I’m one of those anal types when it comes to checking & rechecking for closed & locked doors.  When I left everyday, I must have checked the stall door 5 times, the feed room door 10 times and the paddock gate 20 times.  I absolutely wanted to make sure that my horse came to no harm through my carelessness.  Can you imagine the shock I felt one day when one of my friends called me at work to say my horse was out.  Not just out of her stall, not out of the paddock, but out in the open field!!!!  This field had no fence and it was only a few yards from a busy street.  I rushed from worked to the stable.  As I drove up the long driveway, I saw my friend out in the pasture trying to coax Iggette AND her friend to come to her.  I went to the tack room and got a bucket of grain.  If Iggette was anything, she was a chow hound.  I just knew she would come to me with this temptation.  To my surprise, Iggette thought much more of her freedom at the time than what her belly would normally tell her.  Everytime I got near her, she would turn tail & sprint off in the opposite direction.  Remember I told she was hard to catch and she was certainly living up to that on this day.

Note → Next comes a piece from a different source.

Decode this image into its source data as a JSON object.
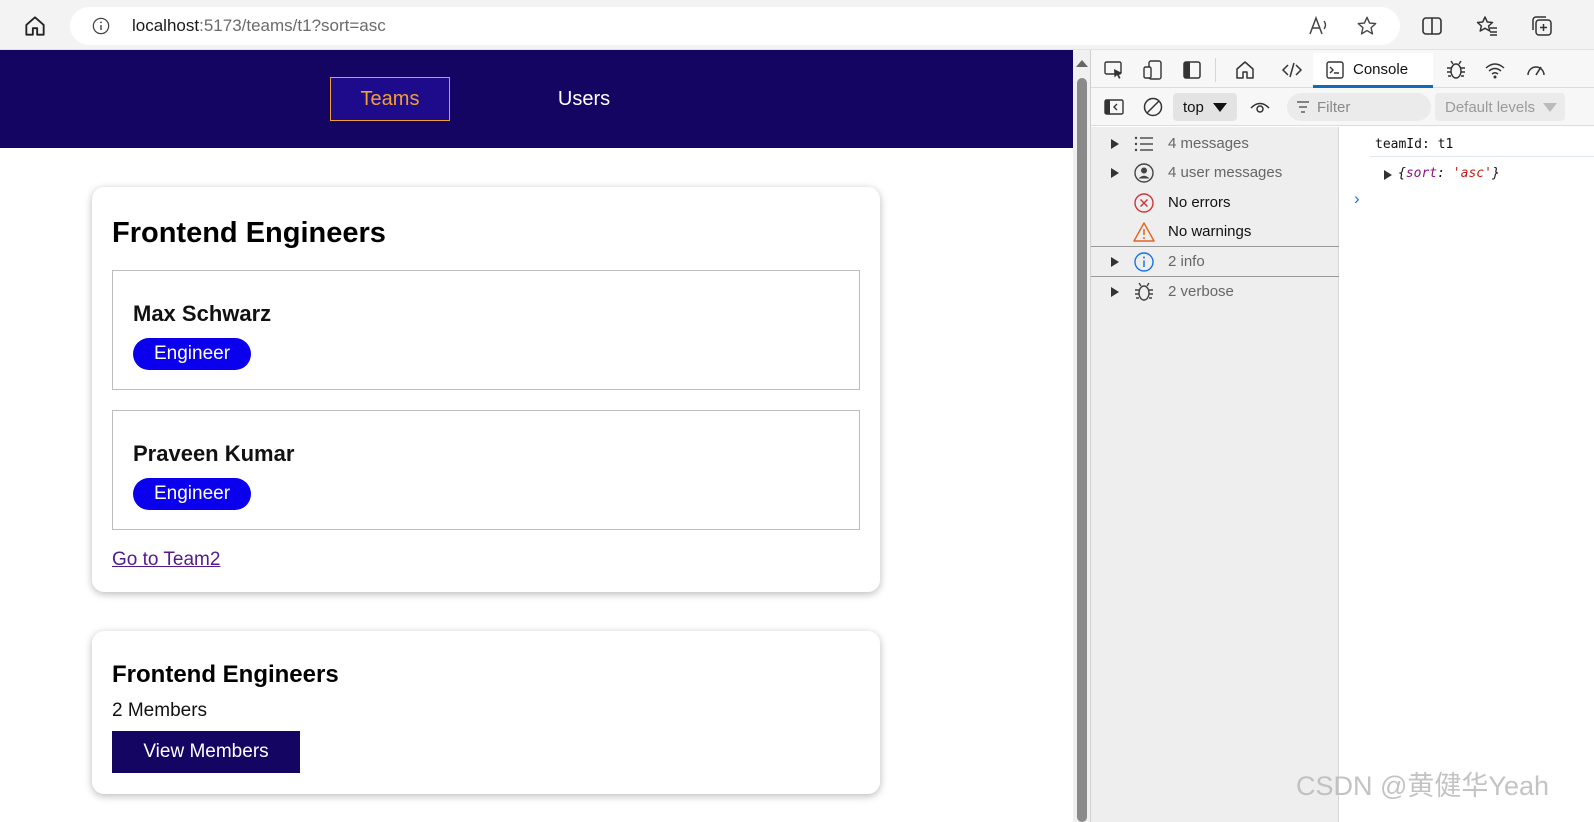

I talked with my friend while trying to catch up with these two.  She told me she didn’t know how they got out.  She came out to feed her horse which was in the paddock next to mine.  She noticed that my horse was not anywhere to be found.  She looked for her and just happened to catch a glimpse of her through an alleyway between our shedrow and the one behind us.  That’s when she called me.  Since we weren’t having much luck trying to catch them, we changed out tactics.  We decided to try to herd them into a semi-enclosed area.  There at least, we might have a chance putting a halter on them.  Funny how things work out.  Iggette led us right into the alleyway and actually caught herself.  I was quick to put a halter on her and my friend caught the other horse.

I put my horse back in her stall.  The other horse, we just left out in the paddock since it was her time to be out.  Iggette had another idea.  I was standing not far from the stall talking with my friend, all of a sudden Iggette’s stall door flew open.  Iggette promptly walked out and went over to her mare friend.  She actually herded the mare back into her stall & closed the door on her.  She didn’t lock, just pushed it shut.  Then she returned to her stall and closed her door.  My jaw just about hit the dirt.  My friend & I looked at each other in total amazement.  How did she do that?!

It was time for a little investigative work.  I locked Iggette’s door and all of the others in our paddock area.  In no time, Igggette’s head popped over the door and started jiggling the latch with her lip.  You’ve seen how a horse will curl their lip when you scratch just the right spot, well that’s what her lip looked like.  It was only about 30 seconds later and she was out of her stall.  She went next door and got her lip working over that latch.  Soon, her friend was out and they both went over to the gate.  Iggette once again got the lip going.  Fortunately for us, I had figured out where she was going and just got to the gate before it too went flying open.

An escape artist had been born.  Now the hard part was going to figure out how to keep Iggette in her stall and keep her safe.  We start with making sure the “horse-proof” latches have a way to lock it closed.  Get a swivel snap or double ended snap & secure the stall door latch.  A simple $2 piece of hardware can give you piece of mind.  It may be more of a pain to the open the stall door, but wouldn’t you rather have a friendly face meeting you at the stall instead of you meeting your worst fears opening an empty stall?